- Figure out when you typically have free time. Now schedule out one hour of that free time and call it “Focus Time.”
- Plan these days in advance so you’re not losing part of that time choosing what to do.
2. Use the Pomodoro Technique
The second most impactful tip I’ve gotten from my time management research has been to use the Pomodoro Technique.
All you need to do is give yourself a short, timed period where all you do is focus on one task. Follow this up with a short break, and after four of these take a long break. Standard Pomo’s seem to be twenty-five minutes, a five minute break, and a thirty minute break after four pomos.
- Get a timer and use it!
- Actually use the short breaks! I’m much more burnt out at the end of the day when I don’t.
- Try keeping the timer in view.
3. Make Use of Downtime
You know those things you know you should do in small chunks over time? Learn a language, keep up with your news, or slowly make your way through a book? This is where you do that. My time spent in the bathroom is surprisingly productive now!
- List out windows of time you’re typically idle and assign a task for each window. (Think bathroom time, waiting in line at the store, waiting for someone, etc.)
- Leave a book in the bathroom.
- Skip social media here unless it adds value to your life.
4. Prioritize Using the 4 Quadrants (The Eisenhower Matrix)

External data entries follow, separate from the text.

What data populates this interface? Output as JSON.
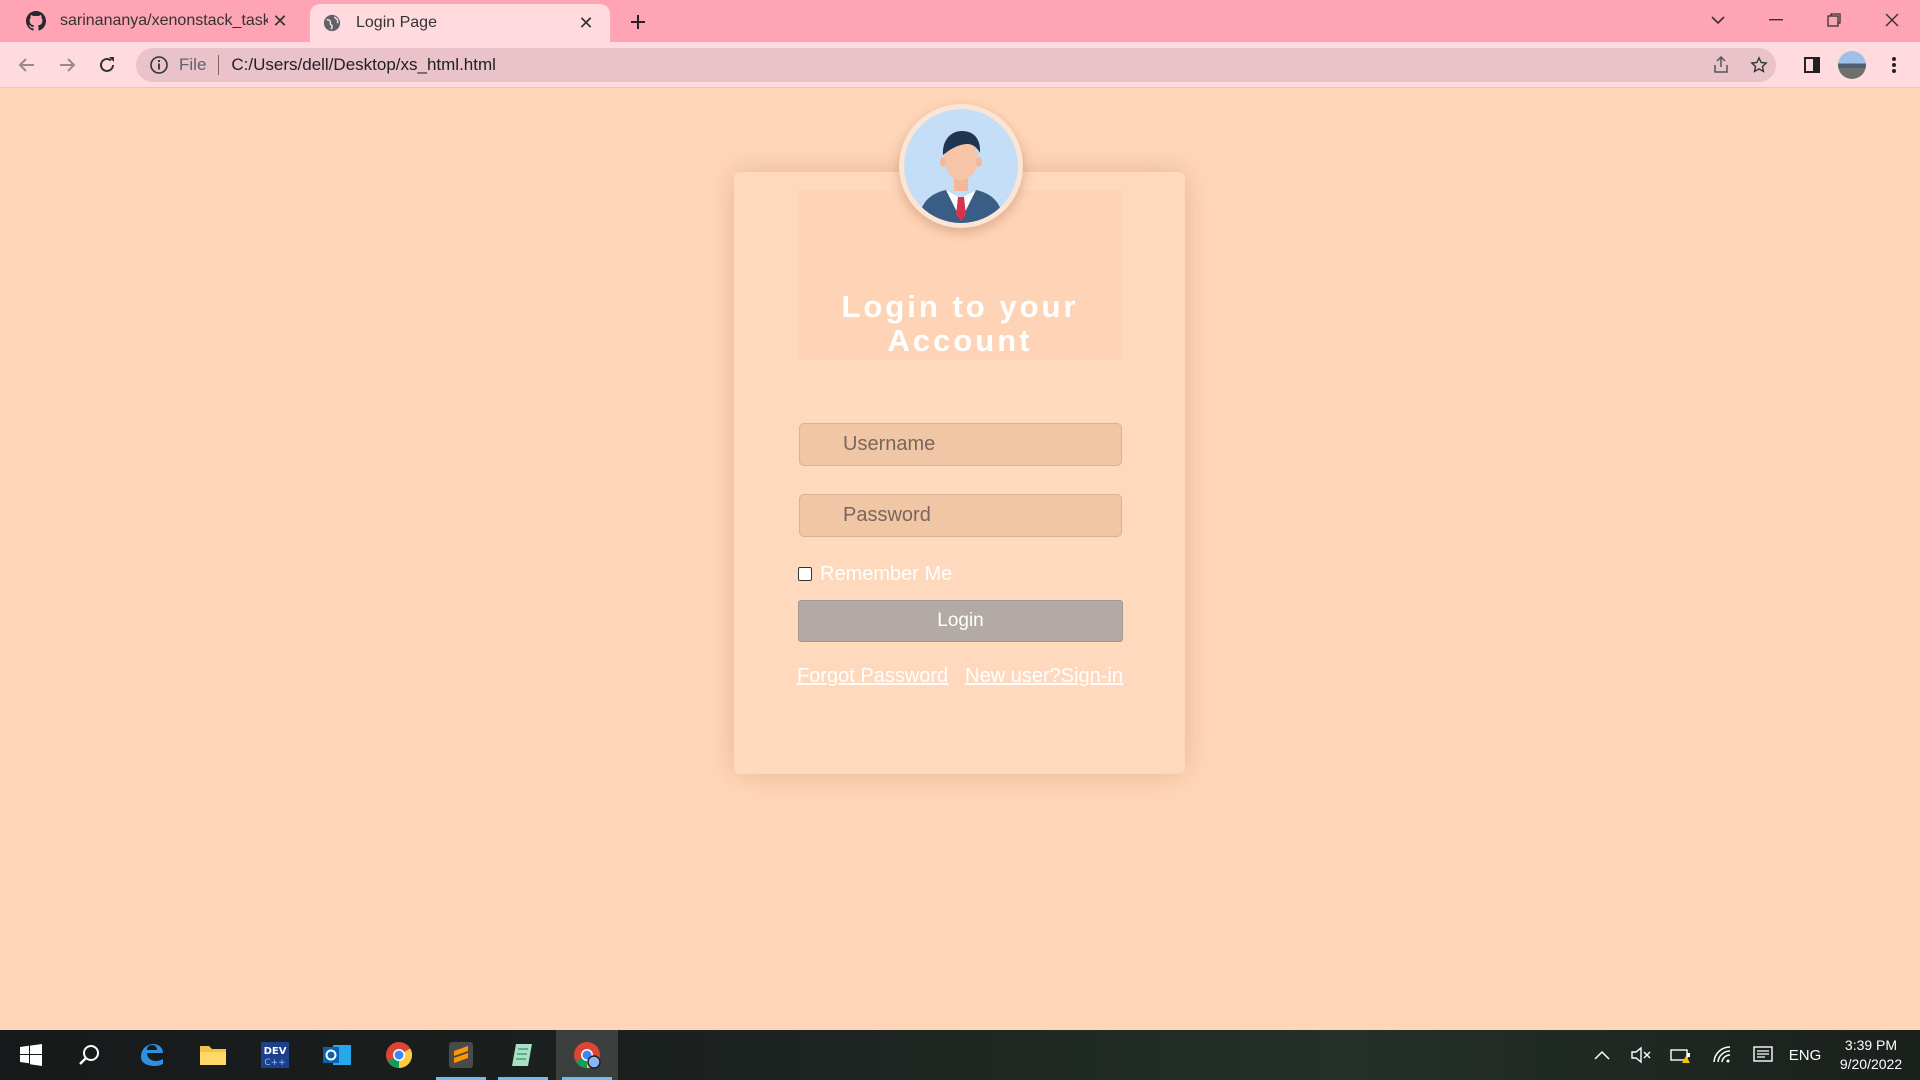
{
  "browser": {
    "tabs": [
      {
        "title": "sarinananya/xenonstack_task",
        "icon": "github-icon",
        "active": false
      },
      {
        "title": "Login Page",
        "icon": "globe-icon",
        "active": true
      }
    ],
    "address": {
      "scheme_label": "File",
      "url": "C:/Users/dell/Desktop/xs_html.html"
    }
  },
  "login": {
    "title": "Login to your Account",
    "username_placeholder": "Username",
    "password_placeholder": "Password",
    "remember_label": "Remember Me",
    "remember_checked": false,
    "login_button": "Login",
    "forgot_link": "Forgot Password",
    "signup_link": "New user?Sign-in"
  },
  "taskbar": {
    "apps": [
      "start",
      "search",
      "edge",
      "file-explorer",
      "devcpp",
      "outlook",
      "chrome",
      "sublime-text",
      "notepad-plus",
      "chrome-profile"
    ],
    "language": "ENG",
    "time": "3:39 PM",
    "date": "9/20/2022"
  },
  "colors": {
    "page_bg": "#ffd7b8",
    "tabstrip_bg": "#ffa4b4",
    "toolbar_bg": "#ffdbe0",
    "login_button_bg": "#b3aaa5"
  }
}
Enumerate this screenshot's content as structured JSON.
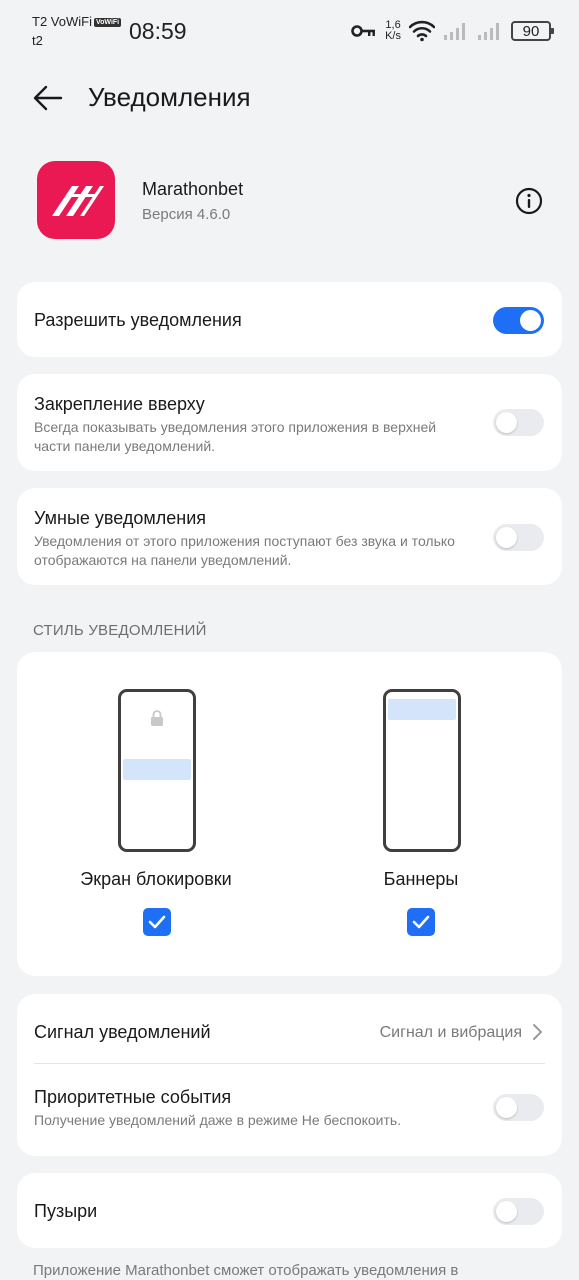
{
  "status_bar": {
    "carrier1": "T2 VoWiFi",
    "vowifi_badge": "VoWiFi",
    "carrier2": "t2",
    "time": "08:59",
    "speed_value": "1,6",
    "speed_unit": "K/s",
    "battery": "90"
  },
  "header": {
    "title": "Уведомления"
  },
  "app": {
    "name": "Marathonbet",
    "version": "Версия 4.6.0"
  },
  "allow": {
    "label": "Разрешить уведомления",
    "enabled": true
  },
  "pin_top": {
    "label": "Закрепление вверху",
    "description": "Всегда показывать уведомления этого приложения в верхней части панели уведомлений.",
    "enabled": false
  },
  "smart": {
    "label": "Умные уведомления",
    "description": "Уведомления от этого приложения поступают без звука и только отображаются на панели уведомлений.",
    "enabled": false
  },
  "style": {
    "section_label": "СТИЛЬ УВЕДОМЛЕНИЙ",
    "lock_screen": {
      "label": "Экран блокировки",
      "checked": true
    },
    "banners": {
      "label": "Баннеры",
      "checked": true
    }
  },
  "signal": {
    "label": "Сигнал уведомлений",
    "value": "Сигнал и вибрация"
  },
  "priority": {
    "label": "Приоритетные события",
    "description": "Получение уведомлений даже в режиме Не беспокоить.",
    "enabled": false
  },
  "bubbles": {
    "label": "Пузыри",
    "enabled": false
  },
  "footer": {
    "text": "Приложение Marathonbet сможет отображать уведомления в"
  },
  "colors": {
    "accent": "#1e6ff5",
    "app_icon": "#ea1853",
    "background": "#f1f3f5"
  }
}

The basic idea here is that every task has a relative importance and urgency. The trick with these tasks is the order in which you do them. This crappy MS Paint drawing sums it up well enough.
The most important lesson here is to focus on what’s important and not urgent (Q2)! If you shift between Q1 and Q3, you always feel pressed for time. Instead, shift between Q1 and Q2 to enter a positive cycle that prevents items from getting to Q1! That’s more time and less stress. What’s not to love?
- Draw out your Eisenhower Matrix
- After you finish Q1, focus most of your energy in Q2.
5. Do High Level Planning With Objectives and Key Results
The thing I love about OKR’s is that they’re an entire system that you can simplify into a single sentence. Here’s an example of my first OKR to help get the ball rolling.
Example: [In November & December 2020] I want to Improve my Process, as measured by planning out 14 days, committing to 1 hour of learning for 14 days, tracking 50 Pomodoro’s, and integrating one new tool to improve my workflow.
The trick here is to make sure everything is clear, achievable, and measurable. In essence, define a set of three to five high level goals with specific criteria to meet within a given time frame. Stick with 3~5 objectives, each with 3~5 key results. Any more and you can lose focus.
- Determine what your high level goals are. I want to _____.
- Define specific, measurable results and actively track them. As measured by _____.
- Assign a period of time you want to achieve these in.
- If certain Key Results or Objectives aren’t making headway, change them!
Some Sort of Conclusion
These tips have improved my workflow on a micro and macro scale. OKR’s and the Four Quadrants help me plan and make more effective use of my time. While the Pomodoro technique, scheduling focus time, and making use of downtime help me execute and ensure my time is spent efficiently. Remember that self-improvement is a process and these tips aren’t for everyone. Regardless, I encourage you to give them a shot.